USDA’s Risk Management Agency has combined and streamlined federally subsidized crop insurance products.The policies remain pretty much the same. But the names are all different.
One policy, “Revenue Protection” (RP), replaces both Crop Revenue Coverage (CRC) and Revenue Assurance (RA). Actual Production History (APH) becomes “Yield Protection.” Income Protection (IP) and Indexed Income (IIP) become “Revenue Protection with Harvest Price Exclusion.”
• USDA streamlined crop insurance, kept features that growers bought most often.
• Policies and coverages remain pretty much the same; names are all different.
• Last year’s coverage will roll to the new product for 2011 for most farmers.
Conversions are automatic
“Producers of corn, cotton, soybeans and other spring-planted crops who have crop insurance policies will not actively have to do anything,” says Jan Eliassen, a private consultant who does risk management education work for the crop insurance industry, USDA’s Risk Management Agency and several state departments of agriculture. “Your old policy will roll over into a new name.”
This new “Common Crop Insurance Policy,” or COMBO, kept and combined the principle features in the five plans that producers bought most often. Now all insurance coverage is consistent in insurance protection and cost to producers. Which crops are insurable and what types of policies are available varies from state to state and county to county.
If you want more clarification of what these changes mean for you, contact your crop insurance agent well before the deadline to buy crop insurance.

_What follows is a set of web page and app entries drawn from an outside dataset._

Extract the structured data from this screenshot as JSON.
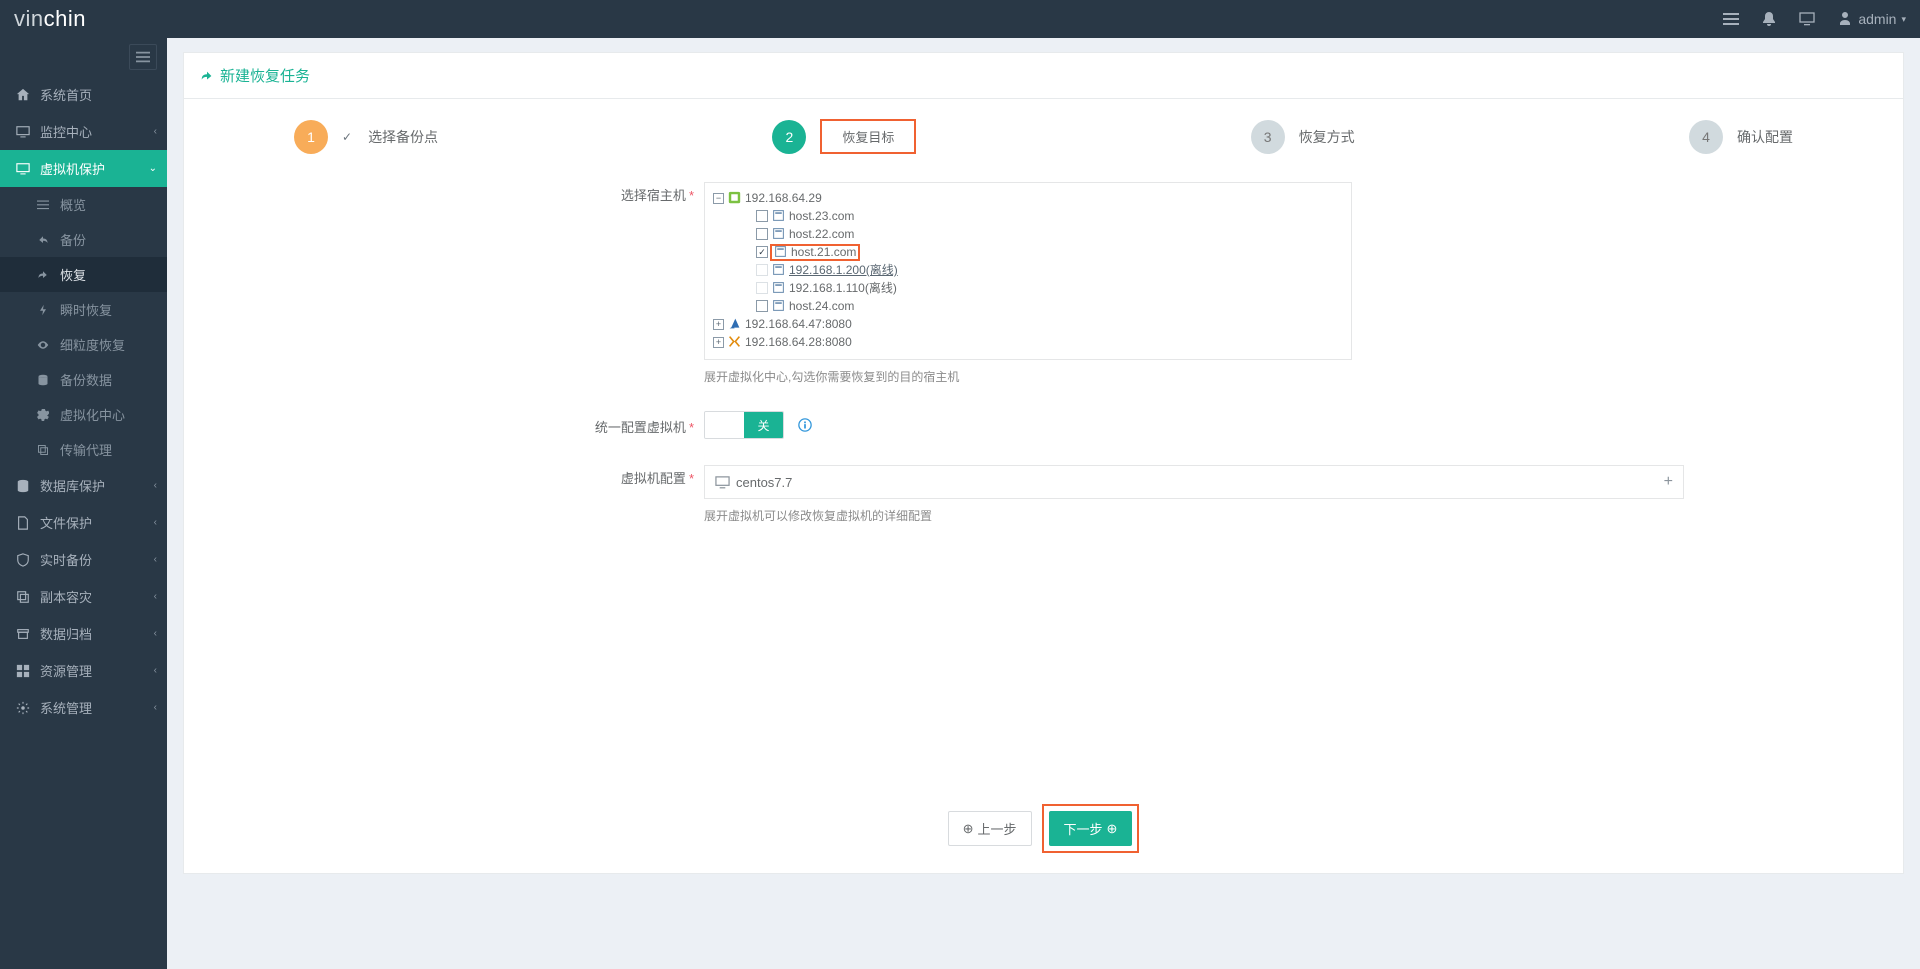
{
  "brand": "vinchin",
  "user": {
    "name": "admin"
  },
  "sidebar": {
    "items": [
      {
        "label": "系统首页"
      },
      {
        "label": "监控中心"
      },
      {
        "label": "虚拟机保护"
      },
      {
        "label": "数据库保护"
      },
      {
        "label": "文件保护"
      },
      {
        "label": "实时备份"
      },
      {
        "label": "副本容灾"
      },
      {
        "label": "数据归档"
      },
      {
        "label": "资源管理"
      },
      {
        "label": "系统管理"
      }
    ],
    "sub_vm": [
      {
        "label": "概览"
      },
      {
        "label": "备份"
      },
      {
        "label": "恢复"
      },
      {
        "label": "瞬时恢复"
      },
      {
        "label": "细粒度恢复"
      },
      {
        "label": "备份数据"
      },
      {
        "label": "虚拟化中心"
      },
      {
        "label": "传输代理"
      }
    ]
  },
  "page_title": "新建恢复任务",
  "steps": [
    {
      "num": "1",
      "label": "选择备份点"
    },
    {
      "num": "2",
      "label": "恢复目标"
    },
    {
      "num": "3",
      "label": "恢复方式"
    },
    {
      "num": "4",
      "label": "确认配置"
    }
  ],
  "form": {
    "select_host_label": "选择宿主机",
    "select_host_hint": "展开虚拟化中心,勾选你需要恢复到的目的宿主机",
    "unified_cfg_label": "统一配置虚拟机",
    "toggle_off": "关",
    "vm_cfg_label": "虚拟机配置",
    "vm_cfg_hint": "展开虚拟机可以修改恢复虚拟机的详细配置",
    "vm_name": "centos7.7"
  },
  "tree": {
    "root1": "192.168.64.29",
    "hosts": [
      "host.23.com",
      "host.22.com",
      "host.21.com",
      "192.168.1.200(离线)",
      "192.168.1.110(离线)",
      "host.24.com"
    ],
    "root2": "192.168.64.47:8080",
    "root3": "192.168.64.28:8080"
  },
  "buttons": {
    "prev": "上一步",
    "next": "下一步"
  }
}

For most spring-planted crops in the South the deadline is Feb. 28. In most other states the deadline is March 15.
The sign-up deadline is also the deadline for making any changes to existing policies.
This article published in the February, 2011 edition of INDIANA PRAIRIE FARMER.